 Her line is also marked by an experimental approach to dyeing and painting.  “I’m not even sure which came first,” she claims, “the clothes or the inspiration”.  She works primarily in Shibori, an ancient Japanese dyeing technique that involves binding, stitching, folding, or twisting the cloth to achieve the desired colors and patterns.


You can see more of Shabd Simon-Alexander’s Fall 2010 line at Treehugger!  For an exploration of her history as a designer–as well as her awesome artwork–check out her website at

With Love,

The PeaceKeeper Team

(Writer:  Renee Estey.  Editor:  Jessica Smith.  All pictures


A.D.O. Clothing: Healing the Body, Healing the World

karina diaz


As you probably all know by now, we here at PeaceKeeper LOVE our sustainable fashion.  So chic, and so so so good for the environment—what could be better?

Designer Anjelika Krishna and her company A.D.O (Anjelika. Dreams. Organic.)have taken sustainable fashion to the next level—clothing that not only helps the environment, but actually heals the person wearing it!

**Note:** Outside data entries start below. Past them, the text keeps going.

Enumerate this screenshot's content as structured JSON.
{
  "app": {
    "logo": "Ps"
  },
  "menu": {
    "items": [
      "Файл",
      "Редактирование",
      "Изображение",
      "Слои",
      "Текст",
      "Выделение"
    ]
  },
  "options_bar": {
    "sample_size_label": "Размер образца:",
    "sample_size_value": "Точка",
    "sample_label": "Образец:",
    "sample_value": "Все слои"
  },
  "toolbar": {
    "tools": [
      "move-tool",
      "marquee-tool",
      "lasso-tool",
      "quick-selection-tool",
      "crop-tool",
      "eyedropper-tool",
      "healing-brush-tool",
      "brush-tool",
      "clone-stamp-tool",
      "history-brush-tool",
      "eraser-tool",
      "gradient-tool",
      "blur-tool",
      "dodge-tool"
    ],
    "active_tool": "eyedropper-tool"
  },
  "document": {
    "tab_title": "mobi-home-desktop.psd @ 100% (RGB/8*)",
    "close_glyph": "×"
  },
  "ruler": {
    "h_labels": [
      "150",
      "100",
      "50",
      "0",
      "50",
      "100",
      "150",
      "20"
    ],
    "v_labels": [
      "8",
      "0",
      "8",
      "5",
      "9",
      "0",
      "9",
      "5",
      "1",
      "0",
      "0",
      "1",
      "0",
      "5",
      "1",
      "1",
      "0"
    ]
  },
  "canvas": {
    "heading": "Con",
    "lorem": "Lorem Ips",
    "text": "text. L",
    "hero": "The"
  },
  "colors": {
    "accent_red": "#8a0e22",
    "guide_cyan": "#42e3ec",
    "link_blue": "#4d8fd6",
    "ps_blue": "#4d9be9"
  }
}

Krishna, a New Delhi native and New Jersey resident, follows the tradition of “Ayur-Vastra”—meaning “life or health clothing”—in the creation of her sustainable fashion.  Her gorgeous designs are woven from 100% organic cotton, every strand of which is infused with hand-picked natural herbs such as eucalyptus, sandalwood, pomegranate seeds, lemon, and basil.   These “herbal dyes” are said to boost immunity, reduce inflammation, and provide a general sense of well-being.


Better yet, A.D.O.’s manufacturing process is completely sustainable!  Since the dyes are made from hand-picked vegetables, they don’t pose the same health hazards of other colored dyes; furthermore, since all water waste contains no harmful synthetic chemicals, the company uses their leftover water for plant fertilization!

You can find out more about Anjelika Krishna and A.D.O. Clothing at the company’s website  (   Check their store locationsto find the boutique nearest you!

With Love,

The PeaceKeeper Team

(Writer: Renee Estey.  Editors:  Jessica Smith and Eva Kuhn.  Pictures courtesyA.D.O. Clothing and